The book is set in England (I swear, its fate) in the 1500s and its about this mason worker named Tom, who has this dream of builing a great Cathedral. I think somehow he does eventually get commissioned to build a Cathedral and then the reast of the book is about what happens during that whole time. It takes place over a ten year period.
Well, I started reading the book last Christmas when I got it and just never really got into it. It's a very long book (973 pages) and its a slow read. In no way is it any kind of light, beach read. Plus, its one of those books where you have to plow through the first 60 or 100 pages before it gets interesting. Like in "HP and the Sorcerer's Stone" when the first chapter or two are spent talking about Uncle Vernon and his job selling drills. That really draws you in. Or "The DaVinci Code", where you spend the first 50 pages reading about an albino monk and you're sitting there thinking, "what the fuck am I reading? I didn't know Tom Hanks was going to play an albino monk when they make the movie." This is kind of like that. Instead of just laying some background info and getting into the story, the first 65 pages are spent reading about Tom and his family and how they are trying to catch the theif who stole their pig. What does a pig have to do with building a Cathedral??? Basically, the point I'm trying to make is that this is not an easy book to get into.

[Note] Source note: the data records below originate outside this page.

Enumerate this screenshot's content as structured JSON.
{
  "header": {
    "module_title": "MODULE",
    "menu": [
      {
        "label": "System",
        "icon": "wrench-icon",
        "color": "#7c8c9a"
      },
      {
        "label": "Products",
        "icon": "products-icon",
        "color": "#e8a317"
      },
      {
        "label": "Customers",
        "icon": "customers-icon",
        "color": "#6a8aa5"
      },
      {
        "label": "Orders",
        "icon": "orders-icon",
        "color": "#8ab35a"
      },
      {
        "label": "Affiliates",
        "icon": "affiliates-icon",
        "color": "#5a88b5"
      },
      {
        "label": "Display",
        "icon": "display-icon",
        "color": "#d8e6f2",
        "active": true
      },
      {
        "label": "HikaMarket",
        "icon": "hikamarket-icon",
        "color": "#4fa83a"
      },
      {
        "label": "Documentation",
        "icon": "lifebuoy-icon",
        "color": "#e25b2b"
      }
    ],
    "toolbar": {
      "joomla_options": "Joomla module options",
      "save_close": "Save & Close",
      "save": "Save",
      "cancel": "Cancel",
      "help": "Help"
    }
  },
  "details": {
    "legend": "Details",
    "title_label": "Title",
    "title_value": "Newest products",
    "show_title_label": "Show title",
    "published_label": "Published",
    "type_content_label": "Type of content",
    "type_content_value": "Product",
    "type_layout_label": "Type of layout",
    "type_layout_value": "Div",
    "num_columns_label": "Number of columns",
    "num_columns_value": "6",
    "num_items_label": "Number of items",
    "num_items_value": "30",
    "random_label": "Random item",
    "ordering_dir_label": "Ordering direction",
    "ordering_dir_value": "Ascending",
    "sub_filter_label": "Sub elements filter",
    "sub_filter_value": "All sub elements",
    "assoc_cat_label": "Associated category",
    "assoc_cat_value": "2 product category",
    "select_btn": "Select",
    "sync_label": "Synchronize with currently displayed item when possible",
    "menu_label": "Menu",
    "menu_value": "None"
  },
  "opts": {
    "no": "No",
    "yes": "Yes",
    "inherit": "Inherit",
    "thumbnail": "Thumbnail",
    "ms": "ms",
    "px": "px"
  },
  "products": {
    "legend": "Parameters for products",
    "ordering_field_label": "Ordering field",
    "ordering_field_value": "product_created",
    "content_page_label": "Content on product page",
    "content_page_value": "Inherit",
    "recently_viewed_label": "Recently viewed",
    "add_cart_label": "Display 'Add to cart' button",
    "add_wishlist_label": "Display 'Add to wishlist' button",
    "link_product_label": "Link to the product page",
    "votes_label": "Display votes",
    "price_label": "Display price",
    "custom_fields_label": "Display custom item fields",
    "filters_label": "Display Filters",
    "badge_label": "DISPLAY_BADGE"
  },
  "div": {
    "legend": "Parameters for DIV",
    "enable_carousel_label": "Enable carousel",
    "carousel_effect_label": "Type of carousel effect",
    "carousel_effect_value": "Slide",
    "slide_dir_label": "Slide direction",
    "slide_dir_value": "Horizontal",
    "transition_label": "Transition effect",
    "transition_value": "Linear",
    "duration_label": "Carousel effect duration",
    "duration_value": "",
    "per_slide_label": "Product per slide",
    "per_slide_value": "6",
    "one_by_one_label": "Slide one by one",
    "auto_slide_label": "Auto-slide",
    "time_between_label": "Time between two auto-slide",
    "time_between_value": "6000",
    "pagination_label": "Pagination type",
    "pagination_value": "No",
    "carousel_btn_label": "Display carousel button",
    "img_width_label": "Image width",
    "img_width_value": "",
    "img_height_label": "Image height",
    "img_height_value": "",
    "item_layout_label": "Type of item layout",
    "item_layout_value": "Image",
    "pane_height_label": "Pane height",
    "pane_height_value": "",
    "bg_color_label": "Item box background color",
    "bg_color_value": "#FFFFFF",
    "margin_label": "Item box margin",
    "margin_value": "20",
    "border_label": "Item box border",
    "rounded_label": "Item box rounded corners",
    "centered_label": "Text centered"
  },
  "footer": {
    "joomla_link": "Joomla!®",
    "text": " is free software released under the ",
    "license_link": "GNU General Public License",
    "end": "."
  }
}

The thing is, if it was just a hard book to get into and didn't seem that interesting, I would just put it on my shelf and not read it. Maybe my dad would pick it up one day and find it worth while. But there is a flip side to this. Everyone (and I mean everyone) who has read this book has said it is one of, if not the, greatest book they've ever read. Everyone from Oprah, to my aunt, to the manager at Harry's, to one of my friends from high school. People all over have been talking about his book. It's not that new either. The book was first published in 2002. But it has become extremtely popular in the past two years. Probably because Oprah named it one of her "book club" books and then gave away autographed copies at her "Oprah's Favorite Things" special last fall. Then miraculously, it was the hot book last Christmas. So Oprah and everyone else I've talked to has said it is the greatest book they ever read and I absoultely have to read it.
Now I'm starting it again. I've decided to make it my first book of the summer. That way, I'll have to finish it before I can read anything else and I can't push it off to the end because I'm reading other things and run out of time. Even if I dont like it, I'll still finish it.
It's actually starting to get kind of interesting. I'll let you know how I like it and if it is, in fact, the greatest book I've ever read.